Every line below should be copied out exactly.

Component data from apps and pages
-- Opening Marker --

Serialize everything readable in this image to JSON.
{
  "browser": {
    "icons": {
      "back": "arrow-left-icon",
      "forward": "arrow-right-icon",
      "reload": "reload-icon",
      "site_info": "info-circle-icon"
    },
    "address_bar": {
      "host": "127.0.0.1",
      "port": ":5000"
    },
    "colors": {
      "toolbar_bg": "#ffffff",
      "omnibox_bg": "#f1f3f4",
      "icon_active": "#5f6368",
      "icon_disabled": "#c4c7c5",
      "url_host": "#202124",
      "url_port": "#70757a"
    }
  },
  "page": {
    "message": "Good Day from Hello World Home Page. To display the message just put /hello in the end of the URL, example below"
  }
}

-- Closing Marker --

YOUR RESPONSE:
Serialize everything readable in this image to JSON.
{
  "browser": {
    "icons": {
      "back": "arrow-left-icon",
      "forward": "arrow-right-icon",
      "reload": "reload-icon",
      "site_info": "info-circle-icon"
    },
    "address_bar": {
      "host": "127.0.0.1",
      "port": ":5000"
    },
    "colors": {
      "toolbar_bg": "#ffffff",
      "omnibox_bg": "#f1f3f4",
      "icon_active": "#5f6368",
      "icon_disabled": "#c4c7c5",
      "url_host": "#202124",
      "url_port": "#70757a"
    }
  },
  "page": {
    "message": "Good Day from Hello World Home Page. To display the message just put /hello in the end of the URL, example below"
  }
}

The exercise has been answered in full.